If you’re a SHRM member or even remotely following major initiatives within the world’s largest association of HR professionals, odds are you’ve heard of “Getting Talent Back to Work”, a pledge drive to promote the hiring of candidates with criminal histories.
Which begs the question – are HR pros really open to hiring people with criminal backgrounds who are available in the talent marketplace?
I was reminded of “Getting Talent Back to Work” at the SHRM National conference, when SHRM CEO Johnny Taylor promoted the cause during his address to the general assembly.
Taylor is easily the best presenter SHRM has had as a CEO. More on that in a bit. First, let’s do a level set and tell you what “Getting Talent Back to Work” is as a program/initiative/platform:
"Getting Talent Back to Work is a national pledge open to all organizations that was signed even before the formal announcement by the U.S. Chamber of Commerce, the National Restaurant Association, the National Retail Federation, the American Staffing Association, SHRM, Koch Industries, Dave’s Killer Bread Foundation and more.
Organizations are pledging to give opportunities to qualified people with a criminal background, deserving of a second chance, which creates successful outcomes for employers, all employees, customers and communities.
Ninety-five percent of people in prison will be released—that’s more than 650,000 people every year.
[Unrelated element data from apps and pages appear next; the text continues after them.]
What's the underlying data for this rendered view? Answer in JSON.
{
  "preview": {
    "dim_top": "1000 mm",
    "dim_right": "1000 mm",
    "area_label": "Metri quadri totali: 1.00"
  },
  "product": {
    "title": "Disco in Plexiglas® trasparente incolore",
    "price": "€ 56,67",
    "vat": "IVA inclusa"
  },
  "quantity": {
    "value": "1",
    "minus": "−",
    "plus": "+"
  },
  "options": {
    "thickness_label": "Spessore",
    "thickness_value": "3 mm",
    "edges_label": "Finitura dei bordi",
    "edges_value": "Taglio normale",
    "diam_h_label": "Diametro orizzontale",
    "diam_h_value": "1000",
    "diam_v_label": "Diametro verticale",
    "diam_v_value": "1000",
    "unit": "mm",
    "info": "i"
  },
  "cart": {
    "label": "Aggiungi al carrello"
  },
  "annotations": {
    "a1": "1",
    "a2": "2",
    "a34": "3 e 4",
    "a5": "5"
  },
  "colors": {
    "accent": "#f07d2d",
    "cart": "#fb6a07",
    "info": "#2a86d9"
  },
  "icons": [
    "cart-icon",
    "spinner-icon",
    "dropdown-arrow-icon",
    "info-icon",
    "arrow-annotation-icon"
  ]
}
As they re-enter society, people with criminal backgrounds are deprived of employment opportunities and organizations are deprived of qualified talent, creating harmful consequences for millions of people."
Getting Talent Back to Work was launched in January 2019, and SHRM immediately got criticized for the inclusion of Koch Industries in the list of organizations agreeing to the pledge. Koch is run by the Koch brothers (Charles and David), who moonlight as political fundraisers/operatives on the Republican side of the aisle.
I discounted the criticism at the time due to the list of organizations beyond Koch Industries that signed the pledge. Any time you have the National Retail Federation and the National Restaurant Association sign off on a pledge to do something differently in the realm of employment, it’s meaningful. But seeing Johnny Taylor - a pretty dynamic mix of presenter and disrupter as the CEO of SHRM - go after the issue hard at SHRM made me want to dig in on the issue a bit.
So, I asked 15 Director/VP of HR types at SHRM National what they thought about “Getting Talent Back to Work.” Here’s a summary of what I heard:
1—Everyone understands the idea has merit. As our society has become more progressive, it’s clear that most of the people I talked to supported the spirit behind the pledge. Most of us believe in second chances.
2 –The devil, as it turns out is in the details. Here’s where it gets dicey. What jobs are available to those with criminal backgrounds? Concerns from my groups of HR Directors/VPs are raised where you would expect – in financial jobs, jobs which provide autonomy of work using expensive tools, etc. If we restrict access to only the lowest level jobs with limited risk, is attempting to employ those with criminal histories still meaningful?
3--Most feel there will be resistance to the idea across the leadership teams they belong to back at the home office related to the concept. While the HR leaders I spoke to get the intent of the Getting Talent Back to Work pledge, most indicated there would be friction and blocking activity as they tried to execute changes to existing policy related to hiring candidates with criminal histories.
4—Hiring Managers are also thought to be a major roadblock. As expected, most of the HR leaders I spoke to thought hiring managers would be less than supportive to this type of hiring policy change.
With all that in mind, my takeaways after these conversations were simple. HR pros are open and welcome participating in Getting Talent Back to Work, but they’re also unclear about the best way to proceed in knocking down barriers that exist in their organizations.
That means Getting Talent Back to Work as a SHRM initiative has legs, but the next step in the program for SHRM will need to focus on helping HR leaders make the business case to skeptics back at the home office. While most of the HR pros I talked to were generally unaware of the toolkit that exists here, a review of the resources makes me recommend the toolkit will need to expand provide a base-level communications campaign that a normal HR leader could use to make presentations, send emails and general communicate the policy changes they're asking for.
The tools that exist are strong, and the next step probably needs to be ghostwritten materials that show an HR leader step-by-step what they can do to initiate change in their organizations.
I like what SHRM is doing in this area, and the fact they stayed on message at the national conference. The next step is to push HR leaders to take action inside their companies and start the necessary dialog.
Change is likely to be slow, but it's a conversation worth having.